Lepidoptera : Tortricidae
Light Brown Apple Moth (Epiphyas postvittana) is a moth in the family Tortricidae. Light Brown Apple Moth (often abbreviated as LBAM) is native to south-eastern Australia and spread to Western Australia in the 1960s. It has become an invasive species in several other countries, including New Zealand, the UK, Ireland, France, and California and Hawaii in the US.
The moth itself is harmless, but its larvae are not. Light Brown Apple Moth larvae feed on a wide variety of plants and is one of the most polyphagous (i.e., able to feed on various kinds of food) insect pests we have in Australia. A recent study shows that Light Brown Apple Moth larvae can feed on at least 545 plant species in 363 genera from 121 plant families.
Control of any plant-damaging pest begins with keeping an eye on your plants and detecting pest damage early. It’s a matter of being out in your garden on a regular basis and being observant. For example, you could watch for minor leaf damage on your plants while you are watering the garden.
For this to work you will need to know what to look for (see Symptoms of Light Brown Apple Moth Damage). If you find damage, you should have a closer look to see if you can find the culprits – therefore, caterpillars.
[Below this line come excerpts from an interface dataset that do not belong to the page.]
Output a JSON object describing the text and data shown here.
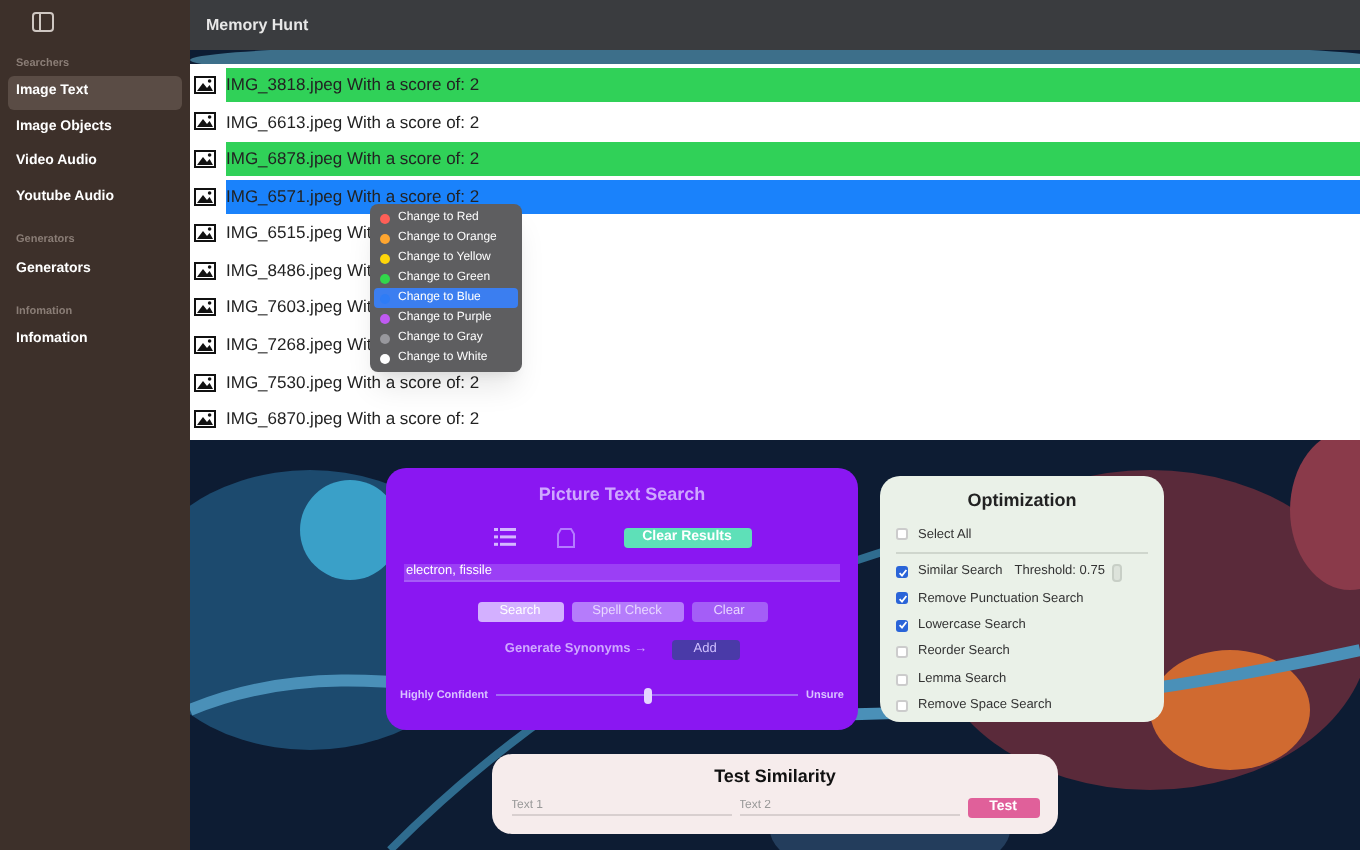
{
  "window": {
    "title": "Memory Hunt"
  },
  "sidebar": {
    "sections": [
      {
        "heading": "Searchers",
        "items": [
          {
            "label": "Image Text",
            "selected": true
          },
          {
            "label": "Image Objects",
            "selected": false
          },
          {
            "label": "Video Audio",
            "selected": false
          },
          {
            "label": "Youtube Audio",
            "selected": false
          }
        ]
      },
      {
        "heading": "Generators",
        "items": [
          {
            "label": "Generators",
            "selected": false
          }
        ]
      },
      {
        "heading": "Infomation",
        "items": [
          {
            "label": "Infomation",
            "selected": false
          }
        ]
      }
    ]
  },
  "results": [
    {
      "text": "IMG_3818.jpeg With a score of: 2",
      "color": "#30d158"
    },
    {
      "text": "IMG_6613.jpeg With a score of: 2",
      "color": "#ffffff"
    },
    {
      "text": "IMG_6878.jpeg With a score of: 2",
      "color": "#30d158"
    },
    {
      "text": "IMG_6571.jpeg With a score of: 2",
      "color": "#1a82fb"
    },
    {
      "text": "IMG_6515.jpeg Wit",
      "color": "#ffffff"
    },
    {
      "text": "IMG_8486.jpeg Wit",
      "color": "#ffffff"
    },
    {
      "text": "IMG_7603.jpeg Wit",
      "color": "#ffffff"
    },
    {
      "text": "IMG_7268.jpeg Wit",
      "color": "#ffffff"
    },
    {
      "text": "IMG_7530.jpeg With a score of: 2",
      "color": "#ffffff"
    },
    {
      "text": "IMG_6870.jpeg With a score of: 2",
      "color": "#ffffff"
    }
  ],
  "context_menu": [
    {
      "label": "Change to Red",
      "color": "#ff5f57",
      "selected": false
    },
    {
      "label": "Change to Orange",
      "color": "#ffa630",
      "selected": false
    },
    {
      "label": "Change to Yellow",
      "color": "#ffd60a",
      "selected": false
    },
    {
      "label": "Change to Green",
      "color": "#32d74b",
      "selected": false
    },
    {
      "label": "Change to Blue",
      "color": "#2e7cf6",
      "selected": true
    },
    {
      "label": "Change to Purple",
      "color": "#bf5af2",
      "selected": false
    },
    {
      "label": "Change to Gray",
      "color": "#98989d",
      "selected": false
    },
    {
      "label": "Change to White",
      "color": "#ffffff",
      "selected": false
    }
  ],
  "search_panel": {
    "title": "Picture Text Search",
    "clear_results": "Clear Results",
    "query": "electron, fissile",
    "buttons": [
      "Search",
      "Spell Check",
      "Clear"
    ],
    "synonyms": "Generate Synonyms →",
    "add": "Add",
    "slider": {
      "left": "Highly Confident",
      "right": "Unsure",
      "level": 0.5
    }
  },
  "optimization": {
    "title": "Optimization",
    "select_all": {
      "label": "Select All",
      "checked": false
    },
    "options": [
      {
        "label": "Similar Search",
        "checked": true,
        "threshold": "Threshold: 0.75"
      },
      {
        "label": "Remove Punctuation Search",
        "checked": true
      },
      {
        "label": "Lowercase Search",
        "checked": true
      },
      {
        "label": "Reorder Search",
        "checked": false
      },
      {
        "label": "Lemma Search",
        "checked": false
      },
      {
        "label": "Remove Space Search",
        "checked": false
      }
    ]
  },
  "similarity": {
    "title": "Test Similarity",
    "placeholder_1": "Text 1",
    "placeholder_2": "Text 2",
    "button": "Test"
  }
}
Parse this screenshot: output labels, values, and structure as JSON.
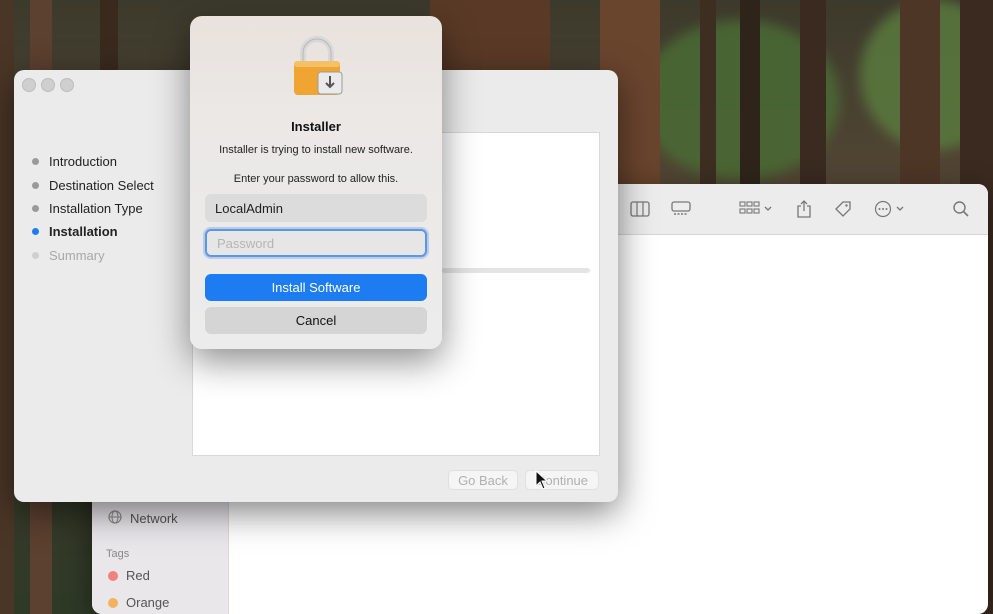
{
  "finder": {
    "sidebar": {
      "network_label": "Network",
      "tags_header": "Tags",
      "tags": [
        {
          "label": "Red",
          "color": "#f2817e"
        },
        {
          "label": "Orange",
          "color": "#f3b25e"
        }
      ]
    },
    "toolbar_icons": [
      "columns-view-icon",
      "gallery-view-icon",
      "group-icon",
      "share-icon",
      "tag-icon",
      "more-icon",
      "search-icon"
    ]
  },
  "installer": {
    "steps": [
      {
        "label": "Introduction",
        "state": "done"
      },
      {
        "label": "Destination Select",
        "state": "done"
      },
      {
        "label": "Installation Type",
        "state": "done"
      },
      {
        "label": "Installation",
        "state": "active"
      },
      {
        "label": "Summary",
        "state": "future"
      }
    ],
    "go_back_label": "Go Back",
    "continue_label": "Continue"
  },
  "auth_dialog": {
    "title": "Installer",
    "message": "Installer is trying to install new software.",
    "prompt": "Enter your password to allow this.",
    "username_value": "LocalAdmin",
    "password_placeholder": "Password",
    "install_label": "Install Software",
    "cancel_label": "Cancel"
  },
  "colors": {
    "accent": "#1e7cf2",
    "lock": "#f0a532"
  }
}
To confirm that it is Light Brown Apple Moth larvae causing the problem, you will need to know what they look like (see Description). If there aren’t too many larvae, you could squash them right then and there.
Prevention is always better than cure, and there are several things that you can do to prevent serious damage from Light Brown Apple Moth larvae (see How to Prevent Light Brown Apple Moth Appearing). Regular monitoring of your garden will ensure that a major infestation of pest caterpillars doesn’t occur ‘overnight’.
If you want to use a spray, try Yates Nature’s Way Caterpillar Killer - Dipel. The product is based on naturally occurring bacteria (Bacillus thuringiensis) which act as a stomach poison against caterpillars. The product will only affect caterpillars, so your ‘good bugs’ are safe. You need to find Light Brown Apple Moth larvae in the early stage, before they create their leaf shelters. Follow the label directions and it will work against Light Brown Apple Moth larvae in your garden.
Light Brown Apple Moth is a serious horticultural pest. Light Brown Apple Moth larvae are ‘leafrollers’ - meaning they tend to join two leaves together with silk, creating a protective shelter. This means the larvae are difficult to control with contact insecticides.
Light Brown Apple Moth adults are buff-coloured moths about 10 mm long that shelter in foliage during the day. The moths rest with their wings folded back over their bodies forming an arrowhead shape. When the moths assume this position, it is easy to see the differences between male and female moths. Female moths are almost completely buff coloured with an overall speckled appearance, and a single dark mark about a third of the way down the back. Male Light Brown Apple Moths are much less uniform in colour than females, and often have a motley appearance. The important distinguishing feature is that male moths usually are distinctly darker in the lower two thirds of their wings than the upper third.
Eggs are whitish to pale yellow when first laid and turn yellow-green as they mature. The eggs are flattened and broadly oval and are laid in overlapping scale-like or tile-like masses of about 25 to 35 eggs.
Larvae are yellowish-green in colour. When they hatch from eggs they are about 1.5 mm long, and later grow to about 15–20 mm long. Disturbed larvae wriggle rapidly away or drop down on a silken thread. Pupae are light brown, spindle-shaped and about 10 mm long.
Female Light Brown Apple Moths lay their scale-like eggs in batches of about 30 on the upper surfaces of leaves or fruit. Female moths lay 100 to 200 eggs over a 2 week period. Larvae hatch and crawl away, or drop away on silk threads, to spread out through the plant. Early stage Light Brown Apple Moth larvae settle on the underside of leaves and spin a protective web. Mature larvae web the sides of a leaf together, or web two adjacent leaves together, and larvae feed protected in these shelters.
Light Brown Apple Moth larvae pass through five to six instars and pupate in their shelters from which the next generation of moths emerge a few weeks later. Light Brown Apple Moth can have three to five generations each year with some generational overlap.
Light Brown Apple Moth larvae feed on many plants: